--- Data provided Enclosed Below ---

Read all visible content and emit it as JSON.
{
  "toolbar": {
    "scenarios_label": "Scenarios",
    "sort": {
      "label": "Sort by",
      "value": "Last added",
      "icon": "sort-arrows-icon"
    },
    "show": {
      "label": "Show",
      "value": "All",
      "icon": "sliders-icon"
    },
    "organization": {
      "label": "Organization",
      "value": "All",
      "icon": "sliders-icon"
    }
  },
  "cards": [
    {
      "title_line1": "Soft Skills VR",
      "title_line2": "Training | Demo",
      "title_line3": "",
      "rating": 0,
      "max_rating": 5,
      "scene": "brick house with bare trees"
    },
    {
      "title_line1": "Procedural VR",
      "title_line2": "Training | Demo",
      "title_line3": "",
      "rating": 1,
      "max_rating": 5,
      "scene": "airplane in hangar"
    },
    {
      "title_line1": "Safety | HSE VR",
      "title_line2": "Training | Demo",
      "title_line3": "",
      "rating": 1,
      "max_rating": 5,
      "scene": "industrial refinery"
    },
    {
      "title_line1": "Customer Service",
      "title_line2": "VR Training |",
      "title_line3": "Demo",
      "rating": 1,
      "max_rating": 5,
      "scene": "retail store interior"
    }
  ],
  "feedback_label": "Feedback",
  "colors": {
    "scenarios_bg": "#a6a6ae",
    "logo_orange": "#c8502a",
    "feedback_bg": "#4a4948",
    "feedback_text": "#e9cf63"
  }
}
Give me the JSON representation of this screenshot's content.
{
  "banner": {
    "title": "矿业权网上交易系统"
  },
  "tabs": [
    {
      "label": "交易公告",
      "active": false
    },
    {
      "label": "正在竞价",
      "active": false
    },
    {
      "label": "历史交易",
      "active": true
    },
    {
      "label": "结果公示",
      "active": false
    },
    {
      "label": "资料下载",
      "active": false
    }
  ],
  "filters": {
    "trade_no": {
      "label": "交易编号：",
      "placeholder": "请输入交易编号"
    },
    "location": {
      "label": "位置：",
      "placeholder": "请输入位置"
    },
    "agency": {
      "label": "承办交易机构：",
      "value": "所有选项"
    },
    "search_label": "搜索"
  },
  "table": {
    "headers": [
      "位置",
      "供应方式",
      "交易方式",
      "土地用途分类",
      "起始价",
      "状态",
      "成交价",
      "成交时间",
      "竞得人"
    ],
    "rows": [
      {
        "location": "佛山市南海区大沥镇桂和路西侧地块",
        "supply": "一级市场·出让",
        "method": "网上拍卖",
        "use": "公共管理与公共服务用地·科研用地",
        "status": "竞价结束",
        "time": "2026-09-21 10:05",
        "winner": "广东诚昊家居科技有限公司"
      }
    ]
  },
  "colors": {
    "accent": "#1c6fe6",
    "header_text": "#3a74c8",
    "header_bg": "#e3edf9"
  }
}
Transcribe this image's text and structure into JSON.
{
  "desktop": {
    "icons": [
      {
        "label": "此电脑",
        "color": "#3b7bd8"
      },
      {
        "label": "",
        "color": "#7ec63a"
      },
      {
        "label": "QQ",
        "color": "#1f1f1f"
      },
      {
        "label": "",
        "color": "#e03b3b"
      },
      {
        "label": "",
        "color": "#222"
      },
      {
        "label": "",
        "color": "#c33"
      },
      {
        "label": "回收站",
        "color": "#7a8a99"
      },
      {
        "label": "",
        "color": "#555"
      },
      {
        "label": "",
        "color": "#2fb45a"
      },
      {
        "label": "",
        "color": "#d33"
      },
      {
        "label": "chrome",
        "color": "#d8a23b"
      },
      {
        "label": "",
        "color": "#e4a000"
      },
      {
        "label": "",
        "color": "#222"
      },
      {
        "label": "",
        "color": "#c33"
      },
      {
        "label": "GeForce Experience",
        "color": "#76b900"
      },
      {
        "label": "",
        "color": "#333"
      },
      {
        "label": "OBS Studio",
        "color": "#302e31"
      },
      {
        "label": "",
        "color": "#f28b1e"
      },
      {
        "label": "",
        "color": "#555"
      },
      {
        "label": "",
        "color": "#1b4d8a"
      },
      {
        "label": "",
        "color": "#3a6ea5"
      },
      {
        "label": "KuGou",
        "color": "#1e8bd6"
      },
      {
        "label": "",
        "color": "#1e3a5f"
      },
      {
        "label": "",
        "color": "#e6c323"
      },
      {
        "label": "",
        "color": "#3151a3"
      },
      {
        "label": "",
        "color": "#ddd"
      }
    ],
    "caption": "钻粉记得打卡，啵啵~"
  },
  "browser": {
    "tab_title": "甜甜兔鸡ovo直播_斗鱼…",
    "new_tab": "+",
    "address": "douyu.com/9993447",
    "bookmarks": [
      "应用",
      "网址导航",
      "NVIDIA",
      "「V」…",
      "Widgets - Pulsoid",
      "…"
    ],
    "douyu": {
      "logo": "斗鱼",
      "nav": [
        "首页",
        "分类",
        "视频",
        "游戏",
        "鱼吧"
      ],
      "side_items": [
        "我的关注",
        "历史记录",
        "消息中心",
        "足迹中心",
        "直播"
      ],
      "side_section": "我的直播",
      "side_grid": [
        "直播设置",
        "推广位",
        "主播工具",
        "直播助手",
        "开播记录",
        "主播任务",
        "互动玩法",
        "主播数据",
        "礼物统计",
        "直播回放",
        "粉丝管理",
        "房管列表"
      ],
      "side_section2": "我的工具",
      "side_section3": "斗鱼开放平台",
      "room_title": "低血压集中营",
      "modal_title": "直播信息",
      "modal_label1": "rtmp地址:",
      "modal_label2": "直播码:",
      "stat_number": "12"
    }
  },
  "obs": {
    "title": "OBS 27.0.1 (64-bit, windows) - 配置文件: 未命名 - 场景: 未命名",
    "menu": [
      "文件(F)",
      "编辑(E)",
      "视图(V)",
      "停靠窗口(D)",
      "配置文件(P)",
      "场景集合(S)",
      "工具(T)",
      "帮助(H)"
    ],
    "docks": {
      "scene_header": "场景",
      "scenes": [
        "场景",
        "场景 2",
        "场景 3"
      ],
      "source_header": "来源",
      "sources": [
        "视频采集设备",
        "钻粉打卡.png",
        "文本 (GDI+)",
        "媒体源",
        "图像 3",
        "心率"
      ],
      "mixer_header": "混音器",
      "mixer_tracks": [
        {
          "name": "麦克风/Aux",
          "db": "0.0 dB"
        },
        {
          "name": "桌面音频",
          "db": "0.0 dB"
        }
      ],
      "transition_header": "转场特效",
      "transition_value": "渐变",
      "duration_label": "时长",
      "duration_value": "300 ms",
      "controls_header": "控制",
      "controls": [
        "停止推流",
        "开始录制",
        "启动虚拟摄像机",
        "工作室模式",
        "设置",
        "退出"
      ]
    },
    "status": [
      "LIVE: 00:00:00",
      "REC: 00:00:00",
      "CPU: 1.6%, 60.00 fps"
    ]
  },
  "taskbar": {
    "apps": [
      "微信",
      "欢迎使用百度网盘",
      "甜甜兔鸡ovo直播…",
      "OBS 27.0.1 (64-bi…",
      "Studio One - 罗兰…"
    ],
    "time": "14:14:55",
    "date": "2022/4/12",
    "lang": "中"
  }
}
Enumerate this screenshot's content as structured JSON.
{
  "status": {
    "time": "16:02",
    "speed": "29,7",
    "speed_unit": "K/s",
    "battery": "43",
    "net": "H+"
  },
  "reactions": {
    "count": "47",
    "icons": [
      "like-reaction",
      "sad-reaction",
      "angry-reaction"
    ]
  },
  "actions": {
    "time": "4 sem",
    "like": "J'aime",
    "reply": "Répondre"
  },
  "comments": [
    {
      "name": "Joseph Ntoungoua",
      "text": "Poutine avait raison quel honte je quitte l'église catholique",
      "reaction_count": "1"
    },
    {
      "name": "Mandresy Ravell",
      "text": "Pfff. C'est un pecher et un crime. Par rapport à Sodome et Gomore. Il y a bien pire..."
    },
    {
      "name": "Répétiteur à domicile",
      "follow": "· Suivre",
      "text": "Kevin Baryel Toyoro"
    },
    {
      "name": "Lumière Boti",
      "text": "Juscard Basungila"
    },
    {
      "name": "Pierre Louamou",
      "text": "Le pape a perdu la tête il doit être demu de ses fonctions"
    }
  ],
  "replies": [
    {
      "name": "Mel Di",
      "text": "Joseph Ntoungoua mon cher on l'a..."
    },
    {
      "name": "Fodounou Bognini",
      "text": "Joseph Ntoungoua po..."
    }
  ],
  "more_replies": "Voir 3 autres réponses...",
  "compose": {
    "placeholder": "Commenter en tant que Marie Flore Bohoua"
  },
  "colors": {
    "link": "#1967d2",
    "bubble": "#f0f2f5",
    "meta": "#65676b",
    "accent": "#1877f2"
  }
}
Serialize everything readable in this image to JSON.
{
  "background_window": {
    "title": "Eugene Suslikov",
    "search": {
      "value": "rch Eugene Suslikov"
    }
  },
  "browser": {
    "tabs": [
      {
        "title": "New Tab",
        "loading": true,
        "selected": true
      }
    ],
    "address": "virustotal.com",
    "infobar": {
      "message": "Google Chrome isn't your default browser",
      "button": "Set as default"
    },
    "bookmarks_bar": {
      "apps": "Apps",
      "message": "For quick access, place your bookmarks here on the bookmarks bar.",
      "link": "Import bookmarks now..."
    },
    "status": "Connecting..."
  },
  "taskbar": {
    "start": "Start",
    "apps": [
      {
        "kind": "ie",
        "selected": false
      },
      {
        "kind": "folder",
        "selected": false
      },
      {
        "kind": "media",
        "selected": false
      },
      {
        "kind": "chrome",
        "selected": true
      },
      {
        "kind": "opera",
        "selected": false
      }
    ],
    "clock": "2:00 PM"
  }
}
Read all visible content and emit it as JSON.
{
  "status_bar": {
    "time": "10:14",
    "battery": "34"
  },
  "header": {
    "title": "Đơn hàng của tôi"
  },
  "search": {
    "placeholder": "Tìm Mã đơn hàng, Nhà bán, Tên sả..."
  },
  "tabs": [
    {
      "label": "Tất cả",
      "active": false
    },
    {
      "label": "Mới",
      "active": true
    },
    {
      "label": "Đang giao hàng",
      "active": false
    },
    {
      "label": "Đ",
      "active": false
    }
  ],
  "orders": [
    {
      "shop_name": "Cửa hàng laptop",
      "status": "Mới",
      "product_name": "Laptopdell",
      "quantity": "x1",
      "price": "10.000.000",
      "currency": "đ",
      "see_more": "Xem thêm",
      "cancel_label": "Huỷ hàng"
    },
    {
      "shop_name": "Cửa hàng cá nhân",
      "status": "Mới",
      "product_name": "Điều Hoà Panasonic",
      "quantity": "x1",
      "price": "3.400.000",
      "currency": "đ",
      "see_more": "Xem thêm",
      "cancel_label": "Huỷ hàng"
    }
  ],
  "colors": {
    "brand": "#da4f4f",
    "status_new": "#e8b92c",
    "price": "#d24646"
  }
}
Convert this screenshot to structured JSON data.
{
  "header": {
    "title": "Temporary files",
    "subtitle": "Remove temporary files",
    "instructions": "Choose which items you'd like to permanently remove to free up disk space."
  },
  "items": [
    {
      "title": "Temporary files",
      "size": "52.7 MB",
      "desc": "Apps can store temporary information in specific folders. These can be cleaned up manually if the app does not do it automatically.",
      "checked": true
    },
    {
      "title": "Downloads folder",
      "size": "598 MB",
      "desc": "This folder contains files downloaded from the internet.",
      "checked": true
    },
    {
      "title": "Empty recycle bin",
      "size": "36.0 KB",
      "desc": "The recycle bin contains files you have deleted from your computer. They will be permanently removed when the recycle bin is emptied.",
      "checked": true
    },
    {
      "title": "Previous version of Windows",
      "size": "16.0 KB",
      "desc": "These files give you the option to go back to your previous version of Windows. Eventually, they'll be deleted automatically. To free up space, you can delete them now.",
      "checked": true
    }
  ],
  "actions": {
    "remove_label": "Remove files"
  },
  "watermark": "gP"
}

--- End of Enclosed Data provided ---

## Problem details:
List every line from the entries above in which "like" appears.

## Solution:
      "like-reaction",
    "like": "J'aime",
    "instructions": "Choose which items you'd like to permanently remove to free up disk space."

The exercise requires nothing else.